Firm takes £35m from decision to exit London business
Profit for the year to June at housebuilder Redrow fell by two thirds as the business felt the impact of the coronavirus lockdown, the firm said today.
Publishing annual results, Redrow said it made a pre-tax profit of £140m for the year, down 66% from the £406m recorded in 2019. The fall in profit included a £35m write-down for the cost of exiting its London business, announced in a trading update in June.
Despite the steep drop in profit, due to a second half loss as it was forced to shut sites in the wake of the March lockdown, Redrow said it had entered the new financial year in a position of strength, with record forward orders and sales to date 12% ahead of the same period in 2019.
Redrow’s order book of £1.42bn compares to a £1.02bn order book at this point last year, and comes after period in which sales per site per week of 0.84, 23% up on 2019.
The firm said construction site productivity had “continued to improve” and that it was making up for low productivity post-lockdown by having a much larger amount of work in progress than it normally would.
However, the business said it was concerned that a continued strong selling market was not certain, warning on a series of risks likely to impact on the market in coming months.
John Tutte, executive chairman (pictured, left), said: “Whilst the Group is well positioned it is also conscious of a number of factors that could adversely affect the market in the medium term. In particular, the ongoing impact of the COVID-19 pandemic, the possibility of a no-deal exit from the EU and the ending of the SDLT holiday.”
He added that the current lack of availability of high loan-to-value mortgages may begin to weigh on buyers, “particularly those that will not qualify for the Help to Buy scheme next year.”
Tutte called on the government to act to reform stamp duty land tax (SDLT) to help mitigate this “period of economic uncertainty”.
He said: “The impact of the SDLT holiday expiring in March to coincide with the changes to the Help to Buy scheme could disrupt a sustainable recovery. We would therefore urge government to consider taking steps to avoid a hiatus in the market, including a long-term reform of SDLT to free-up more cash for deposits at a time when the high loan to value mortgage market is constrained.”
The firm also used the results to defend its decision, made in June, to exit the London market – with the exception of its huge 4,000-home Colindale Gardens regeneration project (pictured, right). Newly appointed group chief executive Matthew Pratt said that making “acceptable returns” in London had become increasingly more difficult in recent years.
“There remains downward pressure on the London market created by weak overseas demand, shifting social trends, which suggest many buyers are now looking to live and work outside the Capital, and a convoluted two-tier planning system that has not responded to any of these changes,” he said.

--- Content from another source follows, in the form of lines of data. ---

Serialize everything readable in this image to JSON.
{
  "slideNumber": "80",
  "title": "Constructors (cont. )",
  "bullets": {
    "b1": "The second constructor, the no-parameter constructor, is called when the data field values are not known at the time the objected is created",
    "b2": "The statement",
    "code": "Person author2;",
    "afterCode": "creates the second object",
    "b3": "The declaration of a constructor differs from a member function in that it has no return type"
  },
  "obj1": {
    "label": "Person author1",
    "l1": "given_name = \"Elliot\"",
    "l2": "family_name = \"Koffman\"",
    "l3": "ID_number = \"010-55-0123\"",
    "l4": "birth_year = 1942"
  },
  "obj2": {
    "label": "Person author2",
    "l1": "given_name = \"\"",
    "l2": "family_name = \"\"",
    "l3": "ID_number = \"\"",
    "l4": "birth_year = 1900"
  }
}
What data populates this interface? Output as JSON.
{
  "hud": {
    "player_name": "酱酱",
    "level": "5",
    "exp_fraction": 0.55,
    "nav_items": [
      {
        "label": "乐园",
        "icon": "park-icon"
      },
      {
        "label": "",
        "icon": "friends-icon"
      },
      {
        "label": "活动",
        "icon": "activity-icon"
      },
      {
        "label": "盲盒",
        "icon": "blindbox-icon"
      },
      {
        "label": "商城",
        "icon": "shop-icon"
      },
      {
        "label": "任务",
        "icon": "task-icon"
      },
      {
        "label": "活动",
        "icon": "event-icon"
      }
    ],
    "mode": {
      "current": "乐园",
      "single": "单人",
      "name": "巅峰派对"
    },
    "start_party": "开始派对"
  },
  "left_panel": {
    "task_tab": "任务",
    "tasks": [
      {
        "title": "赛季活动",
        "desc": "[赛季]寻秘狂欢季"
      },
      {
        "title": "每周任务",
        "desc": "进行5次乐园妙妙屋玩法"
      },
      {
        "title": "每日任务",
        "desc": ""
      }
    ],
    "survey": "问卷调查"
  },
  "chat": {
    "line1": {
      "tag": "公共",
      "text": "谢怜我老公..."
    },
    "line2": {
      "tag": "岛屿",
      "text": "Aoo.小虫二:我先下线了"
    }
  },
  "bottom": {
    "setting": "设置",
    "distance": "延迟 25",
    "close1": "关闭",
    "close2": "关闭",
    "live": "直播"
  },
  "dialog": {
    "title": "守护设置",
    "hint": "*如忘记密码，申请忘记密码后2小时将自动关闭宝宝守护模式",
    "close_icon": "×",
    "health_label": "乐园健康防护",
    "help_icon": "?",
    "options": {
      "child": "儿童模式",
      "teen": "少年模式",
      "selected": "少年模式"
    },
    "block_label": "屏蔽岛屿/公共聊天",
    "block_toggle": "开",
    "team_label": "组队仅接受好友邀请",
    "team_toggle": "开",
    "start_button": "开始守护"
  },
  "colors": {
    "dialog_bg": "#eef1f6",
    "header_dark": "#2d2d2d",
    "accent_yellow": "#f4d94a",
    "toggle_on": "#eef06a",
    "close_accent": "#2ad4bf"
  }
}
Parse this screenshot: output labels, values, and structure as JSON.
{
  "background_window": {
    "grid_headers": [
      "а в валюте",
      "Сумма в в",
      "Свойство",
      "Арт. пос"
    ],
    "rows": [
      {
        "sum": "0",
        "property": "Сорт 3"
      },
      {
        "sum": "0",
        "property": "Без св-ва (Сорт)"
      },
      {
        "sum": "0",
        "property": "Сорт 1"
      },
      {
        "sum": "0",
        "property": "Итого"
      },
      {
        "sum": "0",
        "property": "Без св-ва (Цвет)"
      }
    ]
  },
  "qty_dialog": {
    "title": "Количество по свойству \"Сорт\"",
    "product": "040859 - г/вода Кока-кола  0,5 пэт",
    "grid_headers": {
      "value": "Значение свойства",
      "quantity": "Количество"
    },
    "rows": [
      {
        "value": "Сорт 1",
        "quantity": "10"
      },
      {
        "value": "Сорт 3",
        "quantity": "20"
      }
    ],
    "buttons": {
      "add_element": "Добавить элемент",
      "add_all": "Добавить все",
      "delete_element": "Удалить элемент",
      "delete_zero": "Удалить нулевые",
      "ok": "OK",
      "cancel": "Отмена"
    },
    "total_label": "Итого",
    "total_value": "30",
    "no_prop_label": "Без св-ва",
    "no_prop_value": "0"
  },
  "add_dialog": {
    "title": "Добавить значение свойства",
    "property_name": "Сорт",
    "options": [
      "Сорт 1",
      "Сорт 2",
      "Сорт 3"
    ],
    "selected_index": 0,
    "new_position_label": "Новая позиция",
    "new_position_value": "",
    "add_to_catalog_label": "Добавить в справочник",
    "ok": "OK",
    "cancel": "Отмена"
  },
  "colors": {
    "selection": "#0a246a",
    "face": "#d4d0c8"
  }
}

Redrow will instead focus on regional growth in coming years based upon roll-out of its New Heritage collection house types.
While the firm is not paying a dividend for 2020, it said today it expected to return to paying a dividend in 2021.